In honor of Yom Yerushalayim (Jerusalem Unification Day) which will be marked on Sunday, the Jerusalem Institute for Israel Studies released on Thursday some statistics from the past two years about the holy city.
The full data will be presented on the Jerusalem Institute for Israel Studies’ website as of Sunday and will be published in the Statistical Abstract of Jerusalem in 2012.
The data show that in 2011 Jerusalem's population was estimated at 801,000, of which 64 percent were Jews and other non-Arabs and 36 percent were Arabs.
There were 497,000 Jews in Jerusalem in 2011, 281,000 Muslims, 14,000 Christians and 9,000 with no stated religious affiliation. In total, since 1967 and until the end of 2011 the city's population grew by 200 percent: the Jewish population increased by 157 percent and the Arab population increased by 327 percent.

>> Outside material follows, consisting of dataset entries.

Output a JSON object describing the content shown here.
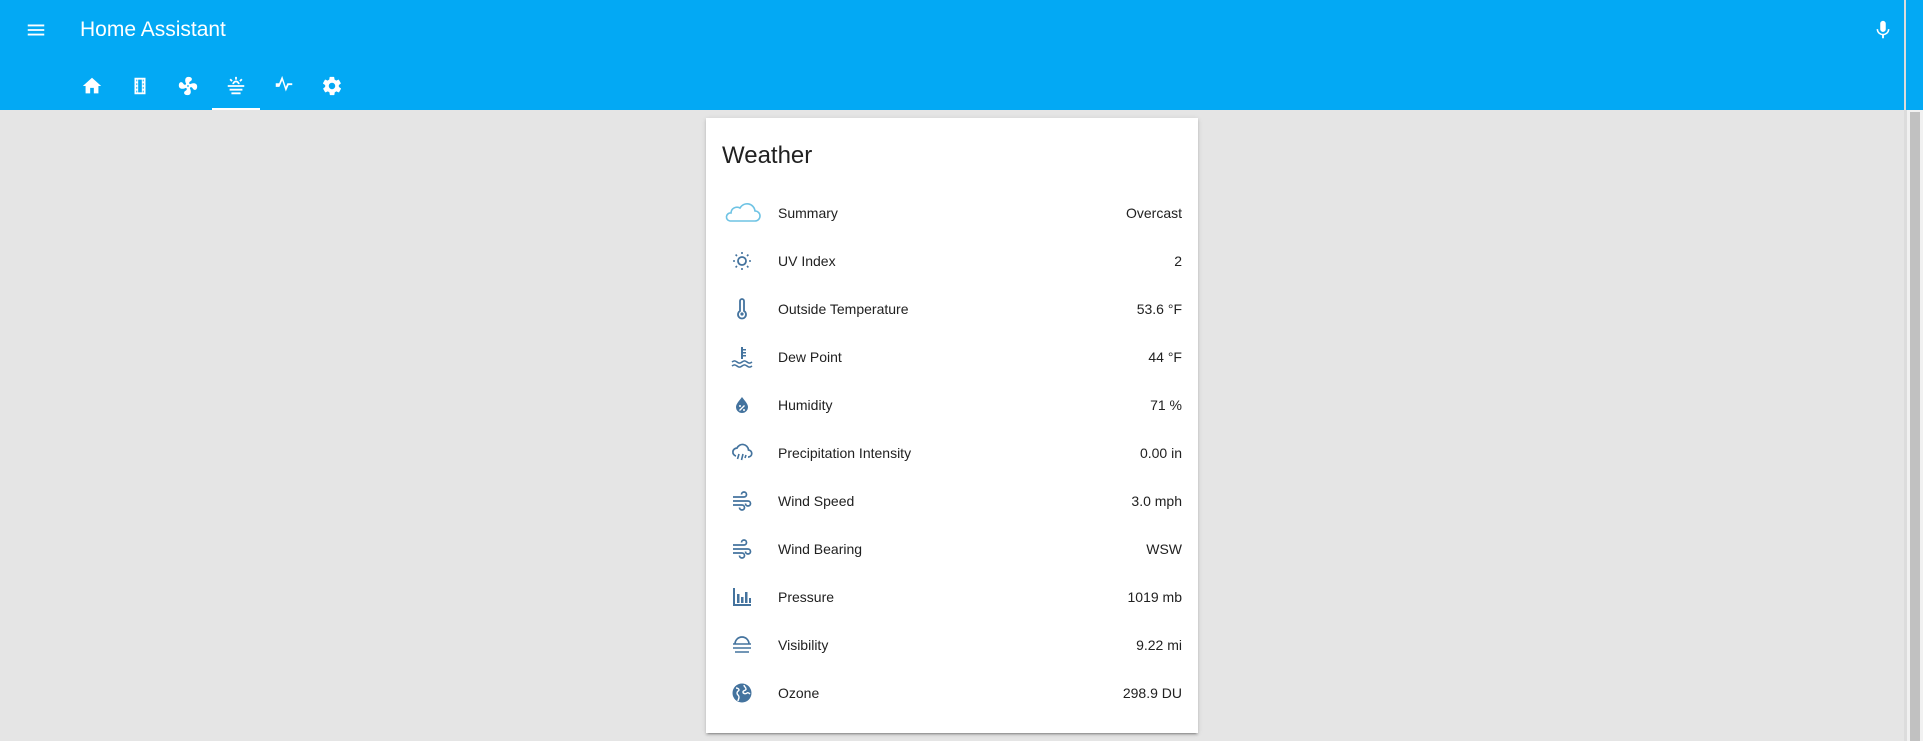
{
  "app": {
    "title": "Home Assistant"
  },
  "colors": {
    "toolbar": "#03a9f4",
    "icon": "#44739e",
    "cloud": "#6ec3e4",
    "background": "#e5e5e5"
  },
  "tabs": [
    {
      "icon": "home-icon",
      "active": false
    },
    {
      "icon": "film-icon",
      "active": false
    },
    {
      "icon": "fan-icon",
      "active": false
    },
    {
      "icon": "weather-fog-icon",
      "active": true
    },
    {
      "icon": "pulse-icon",
      "active": false
    },
    {
      "icon": "gear-icon",
      "active": false
    }
  ],
  "card": {
    "title": "Weather",
    "rows": [
      {
        "icon": "cloud-icon",
        "label": "Summary",
        "value": "Overcast"
      },
      {
        "icon": "sun-icon",
        "label": "UV Index",
        "value": "2"
      },
      {
        "icon": "thermometer-icon",
        "label": "Outside Temperature",
        "value": "53.6 °F"
      },
      {
        "icon": "coolant-temperature-icon",
        "label": "Dew Point",
        "value": "44 °F"
      },
      {
        "icon": "water-percent-icon",
        "label": "Humidity",
        "value": "71 %"
      },
      {
        "icon": "weather-rainy-icon",
        "label": "Precipitation Intensity",
        "value": "0.00 in"
      },
      {
        "icon": "wind-icon",
        "label": "Wind Speed",
        "value": "3.0 mph"
      },
      {
        "icon": "wind-icon",
        "label": "Wind Bearing",
        "value": "WSW"
      },
      {
        "icon": "bar-chart-icon",
        "label": "Pressure",
        "value": "1019 mb"
      },
      {
        "icon": "weather-fog-icon",
        "label": "Visibility",
        "value": "9.22 mi"
      },
      {
        "icon": "globe-icon",
        "label": "Ozone",
        "value": "298.9 DU"
      }
    ]
  }
}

The data also show that in 2010, 474,000 people (Jews and Arabs) lived that in areas that were added to Jerusalem in 1967. These 474,000 inhabitants represent 60 percent of the population of Jerusalem.
192,000 Jews and other non-Arabs lived in neighborhoods of areas added to Jerusalem in 1967, accounting for 41 percent of the population in those areas. 280,900 Arabs, which constituted 59 percent of the population, lived in these neighborhoods.
The largest Jewish neighborhoods in Jerusalem, according to the statistics, are Ramot with 41,400 residents, Pisgat Ze’ev with 40,400 residents and Gilo with 29,600 residents.
As for employment in 2011, the statistics show that the employment rate in Jerusalem stood at 46 percent, compared to 57 percent in all of Israel. The relatively low rate in Jerusalem is mainly due to the low participation in the work force among hareidi men and Arab women, as well as the relatively high rate of people aged 15 to 20 in Jerusalem who study in schools and yeshivas or serve in the army, and therefore are not working and are not looking for work.
The rate of participation in the labor force among the Jewish population of Jerusalem was 50 percent and was lower than the rate of participation among the Jewish population in Israel, which stood at 61 percent.
The rate of participation in the labor force among the Arab population in Jerusalem was 37 percent and was lower than the rate of participation among the Arab population in Israel, which stood at 41%.